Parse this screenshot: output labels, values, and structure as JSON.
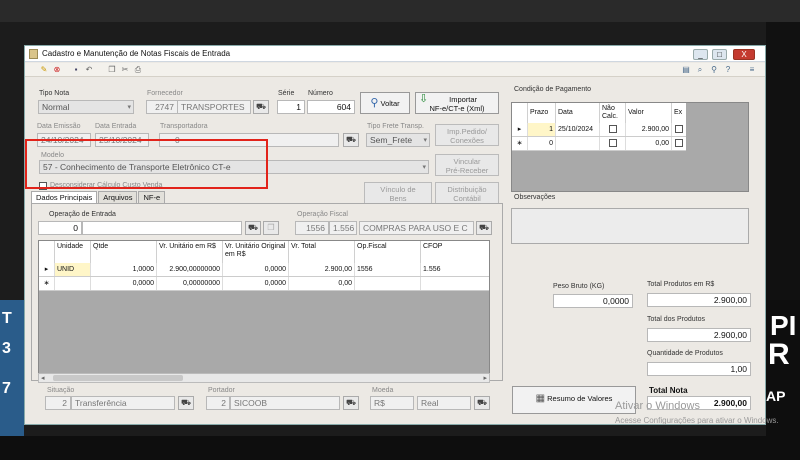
{
  "background": {
    "deco_1": "PI",
    "deco_2": "R",
    "deco_3": "AP",
    "left_deco": [
      "T",
      "3",
      "7"
    ]
  },
  "window": {
    "title": "Cadastro e Manutenção de Notas Fiscais de Entrada",
    "buttons": [
      "_",
      "□",
      "X"
    ]
  },
  "header": {
    "tipo_nota_label": "Tipo Nota",
    "tipo_nota_value": "Normal",
    "fornecedor_label": "Fornecedor",
    "fornecedor_code": "2747",
    "fornecedor_name": "TRANSPORTES",
    "serie_label": "Série",
    "serie_value": "1",
    "numero_label": "Número",
    "numero_value": "604",
    "voltar_label": "Voltar",
    "importar_label_1": "Importar",
    "importar_label_2": "NF-e/CT-e (Xml)",
    "data_emissao_label": "Data Emissão",
    "data_emissao_value": "24/10/2024",
    "data_entrada_label": "Data Entrada",
    "data_entrada_value": "25/10/2024",
    "transportadora_label": "Transportadora",
    "transportadora_value": "0",
    "tipo_frete_label": "Tipo Frete Transp.",
    "tipo_frete_value": "Sem_Frete",
    "imp_pedido_label_1": "Imp.Pedido/",
    "imp_pedido_label_2": "Conexões",
    "modelo_label": "Modelo",
    "modelo_value": "57 - Conhecimento de Transporte Eletrônico CT-e",
    "vincular_label_1": "Vincular",
    "vincular_label_2": "Pré-Receber",
    "desconsiderar_label": "Desconsiderar Cálculo Custo Venda",
    "vinculo_bens_label_1": "Vínculo de",
    "vinculo_bens_label_2": "Bens",
    "distribuicao_label_1": "Distribuição",
    "distribuicao_label_2": "Contábil"
  },
  "tabs": [
    "Dados Principais",
    "Arquivos",
    "NF-e"
  ],
  "dados": {
    "operacao_entrada_label": "Operação de Entrada",
    "operacao_entrada_value": "0",
    "operacao_fiscal_label": "Operação Fiscal",
    "operacao_fiscal_code": "1556",
    "operacao_fiscal_cfop": "1.556",
    "operacao_fiscal_desc": "COMPRAS PARA USO E C"
  },
  "items_grid": {
    "columns": [
      "Unidade",
      "Qtde",
      "Vr. Unitário em R$",
      "Vr. Unitário Original em R$",
      "Vr. Total",
      "Op.Fiscal",
      "CFOP"
    ],
    "rows": [
      {
        "marker": "▸",
        "unidade": "UNID",
        "qtde": "1,0000",
        "vr_unit": "2.900,00000000",
        "vr_orig": "0,0000",
        "vr_total": "2.900,00",
        "op_fiscal": "1556",
        "cfop": "1.556"
      },
      {
        "marker": "∗",
        "unidade": "",
        "qtde": "0,0000",
        "vr_unit": "0,00000000",
        "vr_orig": "0,0000",
        "vr_total": "0,00",
        "op_fiscal": "",
        "cfop": ""
      }
    ]
  },
  "footer": {
    "situacao_label": "Situação",
    "situacao_code": "2",
    "situacao_value": "Transferência",
    "portador_label": "Portador",
    "portador_code": "2",
    "portador_value": "SICOOB",
    "moeda_label": "Moeda",
    "moeda_code": "R$",
    "moeda_value": "Real"
  },
  "pagamento": {
    "title": "Condição de Pagamento",
    "columns": [
      "Prazo",
      "Data",
      "Não Calc.",
      "Valor",
      "Ex"
    ],
    "rows": [
      {
        "marker": "▸",
        "prazo": "1",
        "data": "25/10/2024",
        "valor": "2.900,00"
      },
      {
        "marker": "∗",
        "prazo": "0",
        "data": "",
        "valor": "0,00"
      }
    ]
  },
  "observacoes_label": "Observações",
  "totais": {
    "peso_bruto_label": "Peso Bruto (KG)",
    "peso_bruto_value": "0,0000",
    "total_produtos_rs_label": "Total Produtos em R$",
    "total_produtos_rs_value": "2.900,00",
    "total_produtos_label": "Total dos Produtos",
    "total_produtos_value": "2.900,00",
    "quantidade_label": "Quantidade de Produtos",
    "quantidade_value": "1,00",
    "total_nota_label": "Total Nota",
    "total_nota_value": "2.900,00",
    "resumo_label": "Resumo de Valores"
  },
  "watermark": {
    "line1": "Ativar o Windows",
    "line2": "Acesse Configurações para ativar o Windows."
  }
}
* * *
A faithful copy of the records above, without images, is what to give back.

Parse this screenshot: output labels, values, and structure as JSON.
{
  "background": {
    "deco_1": "PI",
    "deco_2": "R",
    "deco_3": "AP",
    "left_deco": [
      "T",
      "3",
      "7"
    ]
  },
  "window": {
    "title": "Cadastro e Manutenção de Notas Fiscais de Entrada",
    "buttons": [
      "_",
      "□",
      "X"
    ]
  },
  "header": {
    "tipo_nota_label": "Tipo Nota",
    "tipo_nota_value": "Normal",
    "fornecedor_label": "Fornecedor",
    "fornecedor_code": "2747",
    "fornecedor_name": "TRANSPORTES",
    "serie_label": "Série",
    "serie_value": "1",
    "numero_label": "Número",
    "numero_value": "604",
    "voltar_label": "Voltar",
    "importar_label_1": "Importar",
    "importar_label_2": "NF-e/CT-e (Xml)",
    "data_emissao_label": "Data Emissão",
    "data_emissao_value": "24/10/2024",
    "data_entrada_label": "Data Entrada",
    "data_entrada_value": "25/10/2024",
    "transportadora_label": "Transportadora",
    "transportadora_value": "0",
    "tipo_frete_label": "Tipo Frete Transp.",
    "tipo_frete_value": "Sem_Frete",
    "imp_pedido_label_1": "Imp.Pedido/",
    "imp_pedido_label_2": "Conexões",
    "modelo_label": "Modelo",
    "modelo_value": "57 - Conhecimento de Transporte Eletrônico CT-e",
    "vincular_label_1": "Vincular",
    "vincular_label_2": "Pré-Receber",
    "desconsiderar_label": "Desconsiderar Cálculo Custo Venda",
    "vinculo_bens_label_1": "Vínculo de",
    "vinculo_bens_label_2": "Bens",
    "distribuicao_label_1": "Distribuição",
    "distribuicao_label_2": "Contábil"
  },
  "tabs": [
    "Dados Principais",
    "Arquivos",
    "NF-e"
  ],
  "dados": {
    "operacao_entrada_label": "Operação de Entrada",
    "operacao_entrada_value": "0",
    "operacao_fiscal_label": "Operação Fiscal",
    "operacao_fiscal_code": "1556",
    "operacao_fiscal_cfop": "1.556",
    "operacao_fiscal_desc": "COMPRAS PARA USO E C"
  },
  "items_grid": {
    "columns": [
      "Unidade",
      "Qtde",
      "Vr. Unitário em R$",
      "Vr. Unitário Original em R$",
      "Vr. Total",
      "Op.Fiscal",
      "CFOP"
    ],
    "rows": [
      {
        "marker": "▸",
        "unidade": "UNID",
        "qtde": "1,0000",
        "vr_unit": "2.900,00000000",
        "vr_orig": "0,0000",
        "vr_total": "2.900,00",
        "op_fiscal": "1556",
        "cfop": "1.556"
      },
      {
        "marker": "∗",
        "unidade": "",
        "qtde": "0,0000",
        "vr_unit": "0,00000000",
        "vr_orig": "0,0000",
        "vr_total": "0,00",
        "op_fiscal": "",
        "cfop": ""
      }
    ]
  },
  "footer": {
    "situacao_label": "Situação",
    "situacao_code": "2",
    "situacao_value": "Transferência",
    "portador_label": "Portador",
    "portador_code": "2",
    "portador_value": "SICOOB",
    "moeda_label": "Moeda",
    "moeda_code": "R$",
    "moeda_value": "Real"
  },
  "pagamento": {
    "title": "Condição de Pagamento",
    "columns": [
      "Prazo",
      "Data",
      "Não Calc.",
      "Valor",
      "Ex"
    ],
    "rows": [
      {
        "marker": "▸",
        "prazo": "1",
        "data": "25/10/2024",
        "valor": "2.900,00"
      },
      {
        "marker": "∗",
        "prazo": "0",
        "data": "",
        "valor": "0,00"
      }
    ]
  },
  "observacoes_label": "Observações",
  "totais": {
    "peso_bruto_label": "Peso Bruto (KG)",
    "peso_bruto_value": "0,0000",
    "total_produtos_rs_label": "Total Produtos em R$",
    "total_produtos_rs_value": "2.900,00",
    "total_produtos_label": "Total dos Produtos",
    "total_produtos_value": "2.900,00",
    "quantidade_label": "Quantidade de Produtos",
    "quantidade_value": "1,00",
    "total_nota_label": "Total Nota",
    "total_nota_value": "2.900,00",
    "resumo_label": "Resumo de Valores"
  },
  "watermark": {
    "line1": "Ativar o Windows",
    "line2": "Acesse Configurações para ativar o Windows."
  }
}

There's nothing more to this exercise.